Greta C., Age 7
Hometown: Edina, MN
Hospital: Children’s Hospitals and Clinics of Minnesota
Greta was a typical, healthy toddler until the weekend before her third birthday when she developed croup and was rushed to the emergency department at Children’s Hospitals and Clinics of Minnesota. Despite treatment, her croup worsened overnight and she developed a secondary staph pneumonia. Within 24 hours of arriving at the hospital, her illness spiraled into multi-organ failure.
Amarey B., Age 4
Hometown: West Hartford, CT
Hospital: Yale-New Haven Children’s Hospital, New Haven, CT
When meeting 4-year-old Amarey, you would never know this vibrant and energetic little girl lives with sickle cell disease. Sickle cell is a genetic disease in which the red blood cells are sickle (crescent) shaped, making it hard for them to travel through blood vessels to carry oxygen to different organs in the body. When Amarey gets sick, she experiences severe pain in her legs, arms and belly. Her hemoglobin sometimes drops, requiring a blood transfusion, and she may develop a respiratory infection, like acute chest syndrome. In addition to sickle cell disease, Amarey also battles asthma and severe allergies, which requires her to take six daily medications.
Starting today you will have the opportunity to meet each of the 29 All Stars who will be participating in Family Advocacy Day 2014.
Noah B., age 4
Hometown: Stevens Point, WI
Hospital: Children’s Hospital of Wisconsin, Milwaukee, WI
Noah is a happy 4-year-old who loves trains, planes and school. Born blue because his organs were shutting down due to heart failure, Noah was immediately taken to the neonatal intensive care unit (NICU). The family was then referred to Children’s Hospital of Wisconsin where pediatric specialists were much better equipped to help Noah.
With Memorial Day approaching, the thoughts of many turn to family car trips and vacations. But when the weather warms, please also remember that leaving a child in a car is never safe and could lead to heatstroke. Too many Americans are not aware of this deadly problem, with potentially two million children being left alone in a car and put at risk.
Speak Now for Kids is featuring a series of first person accounts from family members attending the 2014 Speak Now for Kids Family Advocacy Day, June 24 and 25. First in our series is the story of the Christiansen family whose daughter was hospitalized with croup which developed into secondary pneumonia. The family plans to meet with legislators, encouraging them to vote in favor of legislation that benefits the Children Hospital Graduate Medical Education program.

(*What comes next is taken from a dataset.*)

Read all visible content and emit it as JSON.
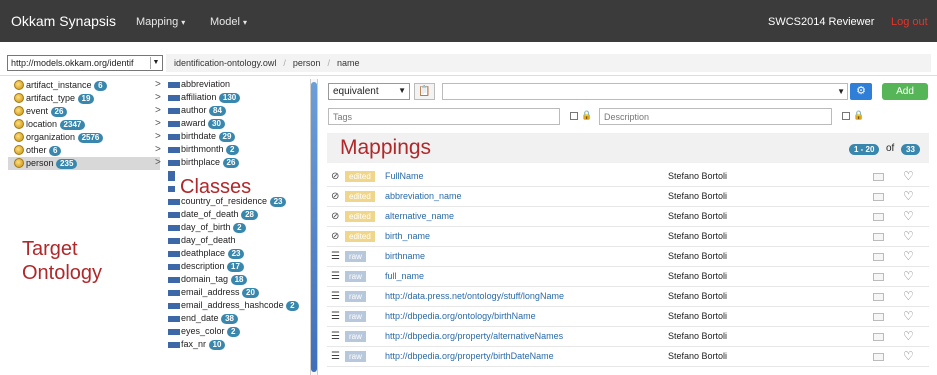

Hand washing is an overall good practice to teach your children as they grow. However, the activity becomes even more important in the pediatric hospital and health care environment to keep child patients safe from the spread of infection and other communicable diseases.
Last month, we learned from the Centers for Disease Control and Prevention (CDC) that one in 68 children are diagnosed with autism in the United States. Even more shocking, boys are reported as almost five times more likely to receive a diagnosis of autism spectrum disorder (ASD) than girls.

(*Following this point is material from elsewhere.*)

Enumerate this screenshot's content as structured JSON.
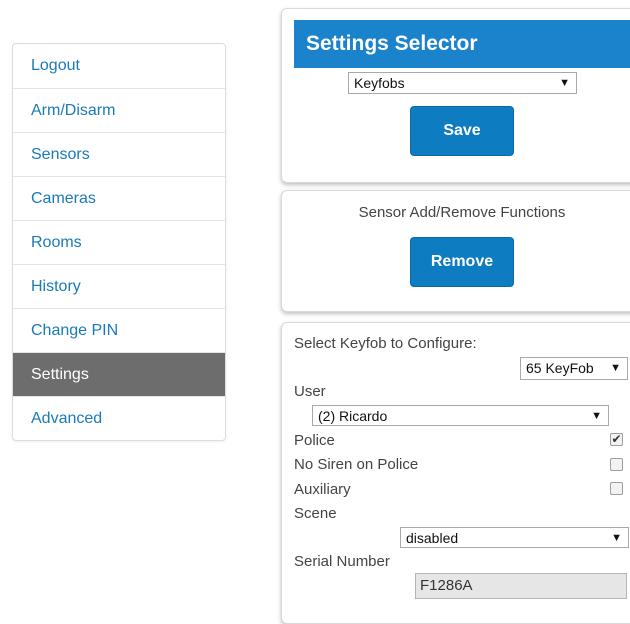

March 31 was a big day for many health care advocates—the last day in 2014 families could sign up for coverage through the health insurance marketplaces under the Affordable Care Act (ACA). However, unlike the marketplaces, Medicaid and the Children’s Health Insurance Program (CHIP) allow children to enroll in health coverage year round.

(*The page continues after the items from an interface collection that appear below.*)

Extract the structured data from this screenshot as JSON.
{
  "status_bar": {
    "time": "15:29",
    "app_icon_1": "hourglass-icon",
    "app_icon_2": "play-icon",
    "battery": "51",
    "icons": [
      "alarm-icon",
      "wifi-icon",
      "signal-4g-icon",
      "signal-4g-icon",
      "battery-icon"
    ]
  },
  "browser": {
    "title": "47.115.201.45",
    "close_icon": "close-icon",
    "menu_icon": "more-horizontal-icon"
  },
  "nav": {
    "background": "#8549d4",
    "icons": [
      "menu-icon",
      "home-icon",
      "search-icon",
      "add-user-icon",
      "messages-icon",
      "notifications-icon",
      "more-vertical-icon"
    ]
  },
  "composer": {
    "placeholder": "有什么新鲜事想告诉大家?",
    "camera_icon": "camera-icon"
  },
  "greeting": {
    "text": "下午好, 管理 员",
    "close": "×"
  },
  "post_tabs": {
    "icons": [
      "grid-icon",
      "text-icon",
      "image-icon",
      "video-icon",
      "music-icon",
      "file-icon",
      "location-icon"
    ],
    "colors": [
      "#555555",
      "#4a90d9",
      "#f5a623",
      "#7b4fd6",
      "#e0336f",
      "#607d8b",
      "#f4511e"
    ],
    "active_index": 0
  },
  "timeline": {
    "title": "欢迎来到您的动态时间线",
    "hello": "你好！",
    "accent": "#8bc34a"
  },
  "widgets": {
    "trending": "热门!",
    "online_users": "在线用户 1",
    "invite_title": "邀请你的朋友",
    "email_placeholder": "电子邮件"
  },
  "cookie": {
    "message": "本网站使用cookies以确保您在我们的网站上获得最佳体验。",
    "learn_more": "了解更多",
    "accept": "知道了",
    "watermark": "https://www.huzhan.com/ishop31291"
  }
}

Unfortunately, the future of CHIP coverage is uncertain beyond September 2015, when the current program will expire. If Congress fails to renew funding, many children will lose the child-specific protections in CHIP, become subject to the limited open enrollment periods through the marketplaces or lose health insurance coverage altogether.
The lynchpin in children accessing the health care they need is ensuring there are enough pediatricians and pediatric specialists who have received the highly specialized training required to successfully care for this population. In some areas, certain specialists are so scarce that it may take weeks or even months for a child to get an appointment.
Yesterday evening, the House of Representatives passed a bill that will help support the programs that train these much needed specialists. The bill, S. 1557, passed the Senate at the end of 2013 and now goes to the president for his signature to become law. The bill extends authorization for Children’s Hospitals Graduate Medical Education (CHGME) through 2018.
Few people know that heatstroke is the leading cause of non-crash, vehicle-related deaths for children. In fact, according to Safe Kids Worldwide, an average of 10 children die each day from heatstroke in a vehicle. “Young children are particularly at risk for heatstroke related injuries,” said the organization. “Their bodies heat up three to five times faster than an adult’s.”